From the terror of flight, or the gloom of the grave:
And The Star-Spangled Banner in triumph doth wave,
O'er the land of the free and the home of the brave.
That doesn't sound right
True or false? From 1870 to 1938, federal employees were allowed to take Independence Day off, but they didn't get paid.
True. Congress declared July Fourth a national holiday in 1870, but lawmakers didn't make it a paid federal holiday for another 68 years.
Showing our colors
In 1976, patriotic fervor struck our nation as we celebrated the 200th anniversary of our country. This led to bursts of creativity that presented themselves in rather odd ways, most notably in patriotic plugs. Fire plugs, that is.

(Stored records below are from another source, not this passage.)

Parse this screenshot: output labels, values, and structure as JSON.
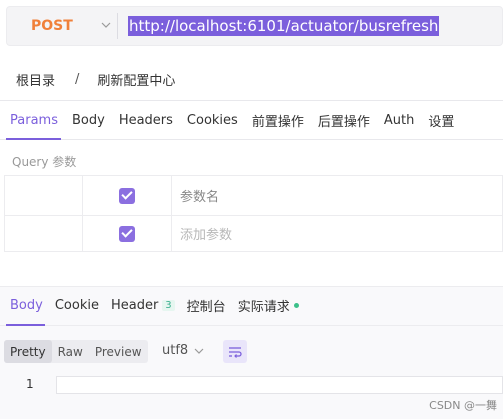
{
  "request": {
    "method": "POST",
    "url": "http://localhost:6101/actuator/busrefresh"
  },
  "breadcrumb": {
    "root": "根目录",
    "separator": "/",
    "current": "刷新配置中心"
  },
  "tabs": [
    "Params",
    "Body",
    "Headers",
    "Cookies",
    "前置操作",
    "后置操作",
    "Auth",
    "设置"
  ],
  "params": {
    "section_label": "Query 参数",
    "rows": [
      {
        "checked": true,
        "name_placeholder": "参数名"
      },
      {
        "checked": true,
        "name_placeholder": "添加参数"
      }
    ]
  },
  "response": {
    "tabs": {
      "body": "Body",
      "cookie": "Cookie",
      "header": "Header",
      "header_count": "3",
      "console": "控制台",
      "actual_request": "实际请求"
    },
    "formats": [
      "Pretty",
      "Raw",
      "Preview"
    ],
    "encoding": "utf8",
    "line_number": "1"
  },
  "watermark": "CSDN @一舞",
  "colors": {
    "accent": "#7b5fdc",
    "method": "#f0803a",
    "status_dot": "#3cc08a"
  },
  "icons": {
    "method_dropdown": "chevron-down-icon",
    "encoding_dropdown": "chevron-down-icon",
    "wrap": "wrap-lines-icon",
    "checkbox": "check-icon"
  }
}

Despite laws that forbade it, cities around the country formed committees to paint hydrants in red, white and blue. Some families, caught up in bicentennial fever, impulsively took it upon themselves to decorate the ones in their neighborhoods. The result was a splendid rainbow of patriot hues that included Uncle Sam, George Washington, Revolutionary soldiers and more than one star-spangled Mickey Mouse.
The happy hydrants endured in some communities long after the celebrations faded, but those in the Bay Area that had withstood the elements, not to mention the suburban dogs, disappeared in the wake of the devastating 1991 Oakland hills fire.
After it was learned that fire crews from outside the state had been hampered in their efforts to fight the fires because the state lacked a uniform hydrant painting code, officials adopted a new policy that required all the hydrants be painted in white reflective paint and their tops painted light blue, green, orange or red to denote the capacity.
Hurrah for the red, white and blue
True or false? When adopting the national flag, Congress ordered that the colors should signify white for purity and innocence, red for hardiness and valor, and blue for vigilance, perseverance and justice.
False. There is no federal law, resolution or executive order that offers insight as to what the colors mean. The description we have comes from Charles Thomson, secretary of the Continental Congress, who explained the red, white and blue color choices of Great Seal of the United States. But it's good enough for us. Historians believe the colors originally were chosen as a symbolic remake of the Union Jack.
What's wrong with this picture?
At times, in our desire to show the love of our country, we go a little off center and get some important facts wrong. Take, for example, actress Julia Louis-Dreyfus' recent Rolling Stone cover, where the star of the HBO series "Veep" appears nude, save careful placement of the U.S. Constitution emblazoned on her back. Boldly above Dreyfus' derrière, John Hancock's impressive signature gleams. Just one problem. Hancock didn't sign the U.S. Constitution. He was one of 56 men who signed the Declaration of Independence. But that's OK, because in "National Treasure," the Nicolas Cage movie about a clue hidden on the back of the Declaration and the search for a massive hidden treasure, Cage's character says 55 men signed the declaration. Maybe Hancock's signature document hops.
Is it a map?
True or false: There is something on the back of the Declaration of Independence.
True, but it's not a treasure map. "Original Declaration of Independence dated 4th July 1776" is written upside-down on the back, across the bottom. No one knows who wrote it, but historians surmise that it was carried from town to town rolled up during the Revolutionary War, and someone added the label to identify it. The thought of someone scribbling on it sort of takes your breath away, doesn't it?